Our first stop is the Cadet Chapel, a beautiful stone church where cadets can get married once they've graduated (neither marriage nor having children is allowed while they're studying).
From here we can see the mess hall where, three times a day, 4400 cadets manage the miraculous act of lining up, marching in and eating (with freshmen serving older students) in just 20 minutes.
We finish at Trophy Point, where an imposing 14m-high granite column is dedicated to those who fought in the Civil War.
This is also the spot where the Americans stretched a 550m, 65-tonne chain across the Hudson in 1778 to stop British ships advancing during the American War of Independence. This event marked the birth of West Point as a military installation and it's now the oldest continuously garrisoned military base in the US.
As we drive back to the visitors centre we pass a playing field on which some second-year students are practising a marching drill under the midday sun. Dressed in matching khaki fatigues, their movements are sharp, co-ordinated and purposeful.
It reminds me of the refreshingly candid speech given by the general who thanked us all for volunteering at the end of R-Day: "We take the most talented people in the country, people who are used to being the best at everything they do and we strip them of their identity and build them back up again."
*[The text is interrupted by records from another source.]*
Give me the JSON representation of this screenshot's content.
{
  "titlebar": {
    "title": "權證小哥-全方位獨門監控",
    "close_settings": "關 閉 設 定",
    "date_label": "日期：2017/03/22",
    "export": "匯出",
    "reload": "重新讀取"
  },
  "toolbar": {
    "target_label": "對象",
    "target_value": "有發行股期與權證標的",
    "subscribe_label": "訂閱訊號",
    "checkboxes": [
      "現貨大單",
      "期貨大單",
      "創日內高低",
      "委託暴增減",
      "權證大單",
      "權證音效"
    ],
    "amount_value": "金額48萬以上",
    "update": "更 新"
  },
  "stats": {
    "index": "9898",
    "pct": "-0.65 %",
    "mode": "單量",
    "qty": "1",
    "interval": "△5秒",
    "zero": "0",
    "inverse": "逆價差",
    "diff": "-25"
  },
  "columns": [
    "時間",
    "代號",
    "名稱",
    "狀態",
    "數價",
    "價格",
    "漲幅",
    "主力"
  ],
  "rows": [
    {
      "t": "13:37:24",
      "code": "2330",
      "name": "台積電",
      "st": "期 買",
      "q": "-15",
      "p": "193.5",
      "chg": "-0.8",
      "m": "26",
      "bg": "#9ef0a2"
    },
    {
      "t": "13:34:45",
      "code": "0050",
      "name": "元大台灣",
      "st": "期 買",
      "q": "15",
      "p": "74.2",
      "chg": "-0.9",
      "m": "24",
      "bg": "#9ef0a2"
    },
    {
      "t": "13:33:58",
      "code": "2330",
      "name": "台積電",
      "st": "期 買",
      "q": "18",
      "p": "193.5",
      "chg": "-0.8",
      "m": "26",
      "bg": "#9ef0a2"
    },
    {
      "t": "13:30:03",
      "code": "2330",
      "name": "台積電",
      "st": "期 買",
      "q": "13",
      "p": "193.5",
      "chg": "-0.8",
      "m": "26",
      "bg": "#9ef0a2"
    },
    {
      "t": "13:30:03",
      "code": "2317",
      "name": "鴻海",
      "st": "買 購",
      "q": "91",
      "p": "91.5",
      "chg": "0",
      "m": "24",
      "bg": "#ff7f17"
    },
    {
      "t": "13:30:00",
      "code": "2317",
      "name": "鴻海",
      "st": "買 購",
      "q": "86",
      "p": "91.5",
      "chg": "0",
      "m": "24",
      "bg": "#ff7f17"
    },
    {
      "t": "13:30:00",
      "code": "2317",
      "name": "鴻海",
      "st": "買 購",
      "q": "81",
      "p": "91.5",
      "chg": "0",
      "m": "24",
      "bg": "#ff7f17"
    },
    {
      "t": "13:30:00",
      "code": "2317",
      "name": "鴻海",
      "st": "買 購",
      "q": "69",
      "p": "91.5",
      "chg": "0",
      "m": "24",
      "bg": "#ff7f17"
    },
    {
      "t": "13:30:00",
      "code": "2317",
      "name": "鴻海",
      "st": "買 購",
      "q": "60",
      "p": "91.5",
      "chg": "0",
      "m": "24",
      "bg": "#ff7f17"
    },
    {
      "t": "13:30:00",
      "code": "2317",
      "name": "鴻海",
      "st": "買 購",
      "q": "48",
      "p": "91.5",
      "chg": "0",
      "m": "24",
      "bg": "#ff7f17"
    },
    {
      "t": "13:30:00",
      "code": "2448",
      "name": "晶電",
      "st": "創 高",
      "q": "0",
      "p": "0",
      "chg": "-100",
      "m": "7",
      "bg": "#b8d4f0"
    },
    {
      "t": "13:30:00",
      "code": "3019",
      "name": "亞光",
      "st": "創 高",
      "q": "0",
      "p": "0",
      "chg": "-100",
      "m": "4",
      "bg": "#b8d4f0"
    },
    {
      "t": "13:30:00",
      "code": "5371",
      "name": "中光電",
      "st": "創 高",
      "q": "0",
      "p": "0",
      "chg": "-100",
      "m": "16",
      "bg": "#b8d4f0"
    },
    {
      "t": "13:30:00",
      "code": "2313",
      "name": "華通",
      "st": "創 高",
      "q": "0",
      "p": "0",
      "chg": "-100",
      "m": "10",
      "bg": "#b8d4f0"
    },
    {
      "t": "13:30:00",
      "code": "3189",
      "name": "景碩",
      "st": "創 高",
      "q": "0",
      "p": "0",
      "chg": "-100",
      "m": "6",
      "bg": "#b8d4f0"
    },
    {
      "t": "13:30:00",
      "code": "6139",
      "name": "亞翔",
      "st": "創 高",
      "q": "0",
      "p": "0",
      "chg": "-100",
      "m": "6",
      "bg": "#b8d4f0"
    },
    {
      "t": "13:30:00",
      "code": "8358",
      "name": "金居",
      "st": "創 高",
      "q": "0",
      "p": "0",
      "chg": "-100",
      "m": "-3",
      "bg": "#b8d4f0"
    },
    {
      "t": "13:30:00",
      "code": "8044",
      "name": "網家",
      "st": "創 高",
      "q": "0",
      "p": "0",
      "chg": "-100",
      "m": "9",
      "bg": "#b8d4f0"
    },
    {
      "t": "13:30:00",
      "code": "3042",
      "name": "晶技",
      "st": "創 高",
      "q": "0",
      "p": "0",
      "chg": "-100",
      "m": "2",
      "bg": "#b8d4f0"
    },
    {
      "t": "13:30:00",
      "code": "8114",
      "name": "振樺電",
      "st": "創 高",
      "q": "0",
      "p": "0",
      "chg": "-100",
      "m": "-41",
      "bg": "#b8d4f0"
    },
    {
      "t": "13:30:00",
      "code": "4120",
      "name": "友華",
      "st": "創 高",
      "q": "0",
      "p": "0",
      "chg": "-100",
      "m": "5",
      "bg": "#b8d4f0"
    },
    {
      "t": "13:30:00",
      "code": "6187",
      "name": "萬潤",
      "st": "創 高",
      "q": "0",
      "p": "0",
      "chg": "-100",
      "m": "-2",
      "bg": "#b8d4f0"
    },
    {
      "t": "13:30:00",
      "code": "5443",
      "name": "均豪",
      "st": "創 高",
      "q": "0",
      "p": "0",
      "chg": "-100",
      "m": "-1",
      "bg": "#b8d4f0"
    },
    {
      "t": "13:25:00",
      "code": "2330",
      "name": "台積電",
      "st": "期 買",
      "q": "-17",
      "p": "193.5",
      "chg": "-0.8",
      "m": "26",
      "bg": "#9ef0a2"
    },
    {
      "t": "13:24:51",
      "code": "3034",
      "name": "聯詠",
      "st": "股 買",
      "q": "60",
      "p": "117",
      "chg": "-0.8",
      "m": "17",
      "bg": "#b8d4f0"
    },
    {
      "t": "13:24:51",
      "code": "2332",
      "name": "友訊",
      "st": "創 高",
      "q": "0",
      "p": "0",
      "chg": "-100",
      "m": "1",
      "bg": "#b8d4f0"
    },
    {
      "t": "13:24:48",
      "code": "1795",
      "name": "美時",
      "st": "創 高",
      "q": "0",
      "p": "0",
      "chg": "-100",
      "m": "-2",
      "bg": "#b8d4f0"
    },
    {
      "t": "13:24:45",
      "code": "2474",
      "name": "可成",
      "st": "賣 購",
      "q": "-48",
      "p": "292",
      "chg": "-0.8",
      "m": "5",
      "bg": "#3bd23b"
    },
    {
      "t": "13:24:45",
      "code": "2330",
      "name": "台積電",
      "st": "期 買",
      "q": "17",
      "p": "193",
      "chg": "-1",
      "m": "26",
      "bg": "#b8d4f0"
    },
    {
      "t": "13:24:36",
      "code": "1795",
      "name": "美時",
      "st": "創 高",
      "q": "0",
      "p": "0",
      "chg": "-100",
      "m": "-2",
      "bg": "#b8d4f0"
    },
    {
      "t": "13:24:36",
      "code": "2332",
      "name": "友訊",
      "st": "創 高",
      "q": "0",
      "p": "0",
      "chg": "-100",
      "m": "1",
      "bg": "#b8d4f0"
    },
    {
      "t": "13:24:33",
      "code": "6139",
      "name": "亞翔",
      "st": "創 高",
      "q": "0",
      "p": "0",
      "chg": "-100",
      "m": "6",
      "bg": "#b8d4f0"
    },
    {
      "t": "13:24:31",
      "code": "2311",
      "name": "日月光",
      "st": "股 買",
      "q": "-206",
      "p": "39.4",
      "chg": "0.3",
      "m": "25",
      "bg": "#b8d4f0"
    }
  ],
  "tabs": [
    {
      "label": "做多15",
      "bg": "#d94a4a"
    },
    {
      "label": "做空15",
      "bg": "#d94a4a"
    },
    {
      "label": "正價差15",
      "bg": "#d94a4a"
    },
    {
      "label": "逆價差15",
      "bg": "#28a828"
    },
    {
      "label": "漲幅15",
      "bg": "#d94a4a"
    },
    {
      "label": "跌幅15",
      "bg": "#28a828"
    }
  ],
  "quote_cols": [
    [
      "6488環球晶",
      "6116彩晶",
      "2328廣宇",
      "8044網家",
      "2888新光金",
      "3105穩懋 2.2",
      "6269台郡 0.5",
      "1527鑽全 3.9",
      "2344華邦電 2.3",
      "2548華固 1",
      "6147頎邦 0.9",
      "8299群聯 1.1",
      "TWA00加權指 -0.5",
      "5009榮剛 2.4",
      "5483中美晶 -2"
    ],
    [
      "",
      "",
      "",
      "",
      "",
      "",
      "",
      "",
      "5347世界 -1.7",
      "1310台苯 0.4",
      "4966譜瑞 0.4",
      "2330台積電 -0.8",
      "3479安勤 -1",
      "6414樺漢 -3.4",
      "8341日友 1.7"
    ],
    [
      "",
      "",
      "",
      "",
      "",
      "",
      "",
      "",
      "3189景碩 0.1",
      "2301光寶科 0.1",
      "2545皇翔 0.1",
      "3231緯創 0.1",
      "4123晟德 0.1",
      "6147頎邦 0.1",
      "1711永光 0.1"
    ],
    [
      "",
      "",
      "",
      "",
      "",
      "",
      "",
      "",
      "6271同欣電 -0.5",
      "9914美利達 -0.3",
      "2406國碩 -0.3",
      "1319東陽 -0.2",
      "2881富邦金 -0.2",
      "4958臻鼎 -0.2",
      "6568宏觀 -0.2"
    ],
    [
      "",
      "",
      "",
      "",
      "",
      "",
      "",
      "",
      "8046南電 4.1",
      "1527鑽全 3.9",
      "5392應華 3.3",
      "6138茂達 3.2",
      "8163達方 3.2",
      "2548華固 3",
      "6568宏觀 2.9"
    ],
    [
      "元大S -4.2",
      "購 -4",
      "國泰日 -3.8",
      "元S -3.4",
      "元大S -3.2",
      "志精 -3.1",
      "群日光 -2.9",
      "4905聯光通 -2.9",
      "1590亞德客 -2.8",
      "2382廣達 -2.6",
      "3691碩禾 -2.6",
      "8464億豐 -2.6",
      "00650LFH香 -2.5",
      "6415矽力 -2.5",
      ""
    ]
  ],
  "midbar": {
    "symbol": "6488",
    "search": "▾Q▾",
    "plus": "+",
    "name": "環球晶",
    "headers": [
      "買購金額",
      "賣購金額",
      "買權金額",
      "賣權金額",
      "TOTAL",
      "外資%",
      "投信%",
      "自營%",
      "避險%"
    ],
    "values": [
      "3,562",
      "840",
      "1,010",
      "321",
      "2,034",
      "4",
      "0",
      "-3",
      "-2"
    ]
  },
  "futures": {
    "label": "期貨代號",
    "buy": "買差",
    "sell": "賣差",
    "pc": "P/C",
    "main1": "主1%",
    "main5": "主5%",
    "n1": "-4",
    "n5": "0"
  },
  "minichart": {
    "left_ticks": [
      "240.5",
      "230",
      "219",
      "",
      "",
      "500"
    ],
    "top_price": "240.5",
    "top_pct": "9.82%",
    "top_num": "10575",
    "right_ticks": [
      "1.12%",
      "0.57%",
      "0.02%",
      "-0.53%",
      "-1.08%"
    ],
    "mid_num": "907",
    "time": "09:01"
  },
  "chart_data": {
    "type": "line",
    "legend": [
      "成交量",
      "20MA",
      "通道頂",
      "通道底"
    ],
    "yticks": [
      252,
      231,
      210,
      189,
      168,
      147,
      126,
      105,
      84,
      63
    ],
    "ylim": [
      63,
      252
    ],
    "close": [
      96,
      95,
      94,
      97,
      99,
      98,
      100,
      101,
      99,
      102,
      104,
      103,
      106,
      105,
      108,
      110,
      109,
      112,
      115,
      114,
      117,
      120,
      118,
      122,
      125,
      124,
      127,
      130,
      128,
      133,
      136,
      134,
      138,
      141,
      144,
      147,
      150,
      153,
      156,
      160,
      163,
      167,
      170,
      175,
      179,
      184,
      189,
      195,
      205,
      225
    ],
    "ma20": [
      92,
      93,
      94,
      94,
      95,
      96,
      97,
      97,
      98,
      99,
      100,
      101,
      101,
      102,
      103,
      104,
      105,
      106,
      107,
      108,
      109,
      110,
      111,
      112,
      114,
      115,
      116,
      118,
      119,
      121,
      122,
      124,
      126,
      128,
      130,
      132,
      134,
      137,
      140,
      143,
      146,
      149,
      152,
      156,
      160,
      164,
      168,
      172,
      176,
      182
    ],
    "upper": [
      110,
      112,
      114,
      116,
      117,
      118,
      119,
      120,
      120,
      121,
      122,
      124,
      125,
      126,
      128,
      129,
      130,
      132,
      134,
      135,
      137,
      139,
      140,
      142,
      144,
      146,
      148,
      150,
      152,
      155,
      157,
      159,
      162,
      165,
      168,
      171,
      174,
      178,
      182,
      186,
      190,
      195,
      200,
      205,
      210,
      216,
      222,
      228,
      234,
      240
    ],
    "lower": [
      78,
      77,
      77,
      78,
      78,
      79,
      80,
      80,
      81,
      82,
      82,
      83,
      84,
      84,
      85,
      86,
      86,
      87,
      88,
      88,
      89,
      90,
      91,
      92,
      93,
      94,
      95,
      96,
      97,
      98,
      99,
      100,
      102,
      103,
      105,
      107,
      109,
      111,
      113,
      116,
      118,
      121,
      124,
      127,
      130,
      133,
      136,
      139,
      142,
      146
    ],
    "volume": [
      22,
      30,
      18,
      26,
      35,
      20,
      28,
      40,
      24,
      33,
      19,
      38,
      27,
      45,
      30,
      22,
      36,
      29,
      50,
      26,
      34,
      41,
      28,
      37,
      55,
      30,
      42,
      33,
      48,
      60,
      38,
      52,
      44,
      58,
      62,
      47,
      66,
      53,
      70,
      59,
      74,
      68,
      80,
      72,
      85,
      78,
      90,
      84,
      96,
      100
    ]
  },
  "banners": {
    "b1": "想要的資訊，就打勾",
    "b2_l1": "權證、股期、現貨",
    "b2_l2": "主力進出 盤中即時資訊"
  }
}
Getting there: United Airlines flies from Auckland to New York via Los Angeles and San Francisco. West Point is a 90-minute drive or one-hour train ride from New York. The Hampton Luxury Liner coach service runs from Manhattan.
Where to stay: The Thayer Hotel.
Tours: Regular guided tours leave from the West Point Visitors Centre.
Rob McFarland travelled as a guest of United Airlines and the Thayer Hotel.